### The data

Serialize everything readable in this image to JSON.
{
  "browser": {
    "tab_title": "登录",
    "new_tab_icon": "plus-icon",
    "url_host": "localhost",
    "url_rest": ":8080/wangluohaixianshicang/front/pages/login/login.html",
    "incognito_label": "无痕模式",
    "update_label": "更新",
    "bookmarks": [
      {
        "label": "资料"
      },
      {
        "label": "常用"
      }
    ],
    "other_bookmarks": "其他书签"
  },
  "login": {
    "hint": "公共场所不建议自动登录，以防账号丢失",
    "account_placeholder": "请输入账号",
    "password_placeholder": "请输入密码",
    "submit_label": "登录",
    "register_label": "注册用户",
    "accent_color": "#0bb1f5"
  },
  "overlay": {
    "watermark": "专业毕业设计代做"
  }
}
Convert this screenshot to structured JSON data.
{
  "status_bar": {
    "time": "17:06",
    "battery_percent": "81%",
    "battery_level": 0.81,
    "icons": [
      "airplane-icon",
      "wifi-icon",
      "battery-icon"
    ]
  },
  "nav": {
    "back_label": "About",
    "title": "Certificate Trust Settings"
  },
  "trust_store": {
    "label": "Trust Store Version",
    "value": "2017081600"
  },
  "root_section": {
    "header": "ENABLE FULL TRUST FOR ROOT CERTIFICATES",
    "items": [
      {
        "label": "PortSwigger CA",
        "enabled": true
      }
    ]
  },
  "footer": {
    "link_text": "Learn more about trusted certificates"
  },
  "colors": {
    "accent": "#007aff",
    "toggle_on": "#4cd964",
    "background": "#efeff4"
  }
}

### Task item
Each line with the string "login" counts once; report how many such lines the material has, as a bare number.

### The completed task
2